Looking at October 2021, BGMA provides a monthly snapshot of the numbers of supply issues affecting generic[1] medicines in England, based on UK Government and NHS data.

Supply issues as a proportion of presentations listed in the Drug Tariff[2]

Proportion of Serious Shortage Protocols[3] in force for generic medicines as a proportion of the number of presentations listed in the Drug Tariff
Proportion of Medicines Supply Notifications[4] issued in the last month[5] for generic medicines as a proportion of the number of presentations listed in the Drug Tariff
Proportion of Supply Disruption Alerts[6] issued in the last month[7] for generic medicines as a proportion of the number of presentations listed in the Drug Tariff
Proportion of generic medicines listed in the Department of Health and Social Care (DHSC) October 2021 supply issues update[8] as a proportion of the number of presentations listed in the Drug Tariff
Proportion of generic medicines listed in the DHSC October 2021 supply issues update where no equivalent licensed alternative[9] is available as a proportion of the number of presentations listed in the Drug Tariff

Serious Shortage Protocols in place covering any days in the month

  • Number of molecules for which a Serious Shortage Protocol has been in place at any time since inception in October 2019 = 9

Medicine Supply Notifications issued per month

Supply Disruption Alerts issued per month

Number of supply issues and discontinuations identified in the DHSC monthly supply issues update

Presentations in the Drug Tariff

  • Number of medicine presentations in October 2021 Drug Tariff = 3,535
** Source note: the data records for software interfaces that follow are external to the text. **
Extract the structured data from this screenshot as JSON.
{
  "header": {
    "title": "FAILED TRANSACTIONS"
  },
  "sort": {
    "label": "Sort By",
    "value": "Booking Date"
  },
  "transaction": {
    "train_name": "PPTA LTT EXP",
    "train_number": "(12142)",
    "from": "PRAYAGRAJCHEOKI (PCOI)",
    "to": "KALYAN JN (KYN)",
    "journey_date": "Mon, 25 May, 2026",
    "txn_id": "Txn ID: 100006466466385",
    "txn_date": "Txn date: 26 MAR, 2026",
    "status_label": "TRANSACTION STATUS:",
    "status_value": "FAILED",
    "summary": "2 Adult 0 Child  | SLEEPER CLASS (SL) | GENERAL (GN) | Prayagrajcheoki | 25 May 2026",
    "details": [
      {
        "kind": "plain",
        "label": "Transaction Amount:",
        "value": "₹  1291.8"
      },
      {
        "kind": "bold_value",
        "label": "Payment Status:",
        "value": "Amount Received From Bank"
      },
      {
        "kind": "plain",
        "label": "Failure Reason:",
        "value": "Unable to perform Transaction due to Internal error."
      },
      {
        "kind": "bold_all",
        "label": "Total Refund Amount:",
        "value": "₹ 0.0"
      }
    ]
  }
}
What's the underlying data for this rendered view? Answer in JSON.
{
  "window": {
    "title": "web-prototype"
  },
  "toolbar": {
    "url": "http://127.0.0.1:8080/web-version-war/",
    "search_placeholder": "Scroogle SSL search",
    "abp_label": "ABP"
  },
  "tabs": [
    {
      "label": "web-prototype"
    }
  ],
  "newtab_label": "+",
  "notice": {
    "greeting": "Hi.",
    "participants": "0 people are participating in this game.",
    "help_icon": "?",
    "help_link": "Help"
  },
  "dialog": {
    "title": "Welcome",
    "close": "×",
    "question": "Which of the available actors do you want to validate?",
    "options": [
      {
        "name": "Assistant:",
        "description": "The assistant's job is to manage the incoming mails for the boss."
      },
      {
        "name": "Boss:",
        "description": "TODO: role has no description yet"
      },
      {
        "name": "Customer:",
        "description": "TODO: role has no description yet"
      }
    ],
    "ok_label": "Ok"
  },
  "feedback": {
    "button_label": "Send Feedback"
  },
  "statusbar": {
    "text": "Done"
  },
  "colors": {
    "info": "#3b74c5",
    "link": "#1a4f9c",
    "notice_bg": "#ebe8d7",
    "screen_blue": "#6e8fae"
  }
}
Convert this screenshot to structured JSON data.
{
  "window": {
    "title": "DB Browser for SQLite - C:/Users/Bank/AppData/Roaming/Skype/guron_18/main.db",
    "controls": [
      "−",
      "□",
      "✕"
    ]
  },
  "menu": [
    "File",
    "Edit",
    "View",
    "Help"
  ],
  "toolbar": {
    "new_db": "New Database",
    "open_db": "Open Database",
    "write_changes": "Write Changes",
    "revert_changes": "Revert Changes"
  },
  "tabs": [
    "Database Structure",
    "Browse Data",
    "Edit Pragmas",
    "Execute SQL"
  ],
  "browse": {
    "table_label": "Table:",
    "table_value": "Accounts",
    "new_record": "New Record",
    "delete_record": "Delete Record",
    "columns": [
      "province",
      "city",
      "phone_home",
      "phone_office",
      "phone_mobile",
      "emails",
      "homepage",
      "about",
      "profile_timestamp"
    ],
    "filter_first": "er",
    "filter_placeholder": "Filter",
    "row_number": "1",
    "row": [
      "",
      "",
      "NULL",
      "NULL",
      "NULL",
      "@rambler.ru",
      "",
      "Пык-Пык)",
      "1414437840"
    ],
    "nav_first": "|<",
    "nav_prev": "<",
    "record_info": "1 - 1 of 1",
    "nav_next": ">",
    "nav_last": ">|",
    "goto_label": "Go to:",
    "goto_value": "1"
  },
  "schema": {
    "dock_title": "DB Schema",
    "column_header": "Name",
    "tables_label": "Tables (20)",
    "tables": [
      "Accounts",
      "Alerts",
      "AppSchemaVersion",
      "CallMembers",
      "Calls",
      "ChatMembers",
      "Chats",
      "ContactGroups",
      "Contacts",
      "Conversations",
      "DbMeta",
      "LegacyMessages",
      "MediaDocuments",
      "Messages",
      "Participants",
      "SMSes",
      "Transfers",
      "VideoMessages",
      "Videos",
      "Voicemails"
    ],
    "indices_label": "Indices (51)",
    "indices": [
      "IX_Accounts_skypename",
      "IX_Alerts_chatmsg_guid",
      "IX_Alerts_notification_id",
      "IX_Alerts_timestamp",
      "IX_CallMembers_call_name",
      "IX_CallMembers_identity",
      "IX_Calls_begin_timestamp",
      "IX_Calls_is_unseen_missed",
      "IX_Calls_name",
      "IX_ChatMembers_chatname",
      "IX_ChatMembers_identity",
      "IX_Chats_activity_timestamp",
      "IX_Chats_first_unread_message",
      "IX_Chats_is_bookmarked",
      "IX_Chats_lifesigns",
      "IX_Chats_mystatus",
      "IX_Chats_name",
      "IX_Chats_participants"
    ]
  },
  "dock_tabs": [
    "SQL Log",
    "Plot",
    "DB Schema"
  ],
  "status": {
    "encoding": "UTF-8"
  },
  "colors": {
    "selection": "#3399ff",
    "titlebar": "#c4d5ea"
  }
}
  • 1 In this analysis, we define a generic medicine as a medicine that is not patent protected and is not solely supplied by the original inventor of the medicine. As such, off-patent originator medicines may be included as generic medicines, since they operate in genercised markets. The dashboard is BGMA’s interpretation of supply issues information issues by the UK Government and NHS. BGMA carries out this analysis categorisation on the basis of what is set out in the notes section.
  • 2 Listed under Part VIIIA – the Basic Prices of Drugs. Source: In October 2021, there were 3,928 different presentations listed in the Drug Tariff. From a sample, we found that 10% of presentations had the same molecule, strength and form as another presentation. We have therefore cut the Drug Tariff measure by 10% to 3,535 to ensure that we are accurately measuring against the supply issues identified in the DHSC supply issues update sheet (explained below), which is compiled on the same molecule, strength and form basis.
  • 3 According to the NHS Business Services Authority: “An SSP enables community pharmacists, in the event of a serious shortage of any prescribed item that affects or may affect the whole or any part of the UK, to supply in accordance with the Protocol rather than supply in accordance with a prescription, without going back to the prescriber”. Source:
  • 4 Based on DHSC definitions, Medicines Supply Notifications may be issued where there are potential safety implications which may require clinical advice to the NHS and pharmacists. This may arise where: no or limited clinical alternatives exist; where the product is designated by the MHRA for the patient to be maintained on a manufacturer’s brand and switching is viewed as difficult; where the process of switching a patient over to a therapeutic alternative requires monitoring; or the patient group affected is likely to be considered vulnerable.
  • 5 New or revised existing MSNs published since the previous month’s DHSC supply issues update are included.
  • 6 Based on NHS England and DHSC definitions, Supply Disruption Alerts may be issued where a supply issue has the potential to have a more serious patient safety or system-wide impact and therefore require prompt and proactive actions for clinicians to undertake locally. SDAs may be issued for similar reasons to MSNs. In addition, SDAs may also be used where a supply gap remains following the exhaustion of supply or it is likely to have a life-threatening impact on patients and potentially requires other agencies to be aware outside the NHS and other health bodes.
  • 7 New or revised existing SDAs published since the previous month’s DHSC supply issues update are included.
  • 8 Every month, DHSC, with the help of the Commercial Medicines Unit covering secondary care, produces a consolidated list of medicines with new, ongoing or resolved supply issues that are being actively managed to prevent or mitigate patient impact. The list is circulated to pharmacists and relevant NHS bodies that prescribe or oversee the prescribing of medicines. The sheet notes the level of availability of each medicine, providing advice to prescribers where needed. This also includes notice of medicines where the supplier has confirmed that it is discontinuing supply. Regional supply issues may not be captured, such as where other suppliers can fill demand.
  • 9 We have measured an equivalent licensed alternative as one where a pharmacist can make a switch to another licensed presentation without reverting to the prescriber to change the prescription. This might be where another manufacturer’s product or a different pack size is available, or a parallel import is available. Even where we have listed that there is no equivalent licensed alternative, a different form or strength of the medicine may be available which the patient can be safely prescribed.